24 April 2006 | Helen Gilbert
Consumer power is forcing UK supermarkets to source the majority of organic produce from domestic producers.
According to the Soil Associations's annual supermarket survey, five of the eight main food retailers now source over three-quarters of key organic foods within the UK, compared to just two of the eight in 2003.
Waitrose, which has topped the association's league of best organic retailers since 2003, buys 89 per cent of its potatoes, apples, carrots, onions, pork, beef, chicken and lamb from UK farmers, as does Marks & Spencer. Sainsbury's sources 86 per cent of these products locally, Tesco 78 per cent and the Co-op 76 per cent.
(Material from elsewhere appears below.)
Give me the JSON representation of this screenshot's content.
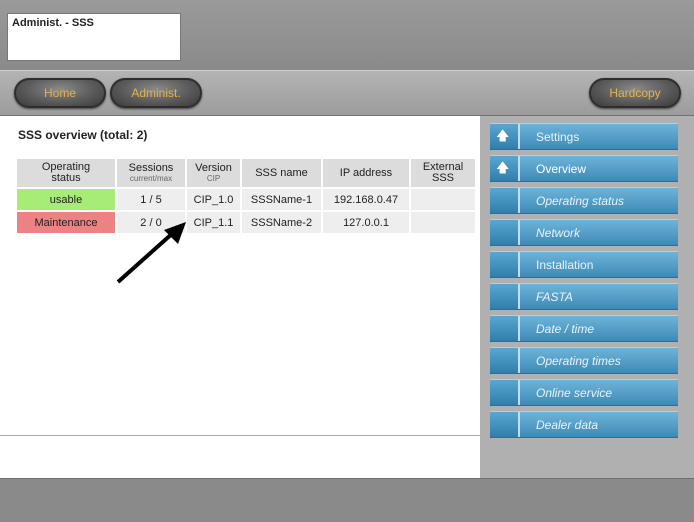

Tesco now buys 74 per cent of its organic pork and 71 per cent of its organic beef from UK producers, compared to 58 per cent and 52 per cent respectively last year. Asda also sources 74 per cent of beef from the UK.
The report found the average availability of UK grown seasonal organic food staples had also risen from 72 per cent two years ago, to 82 per cent currently.
According to Peter Melchett, Soil Association policy director, positive consumer pressure is driving changes in purchasing patterns.
"Most, but not all, of the major supermarkets have raised their game in sourcing more seasonal, UK produced organic food thanks to persistent, public scrutiny from our supporters," Melchett said.
But it is often difficult, and impractical, to source locally, one major supermarket told supplymanagement.com.
A spokesperson for Asda said it was not always easy to source UK produce, particularly apples.
"Orchards take a number of years to come to fruition and organic orchards in the UK are limited so we have to go elsewhere to get them," he said.
In addition, 70 per cent of Asda's pork is sourced from Holland. "You might think that's terrible, but Holland is closer [to many stores] than some of our farms in Northern Ireland," he said.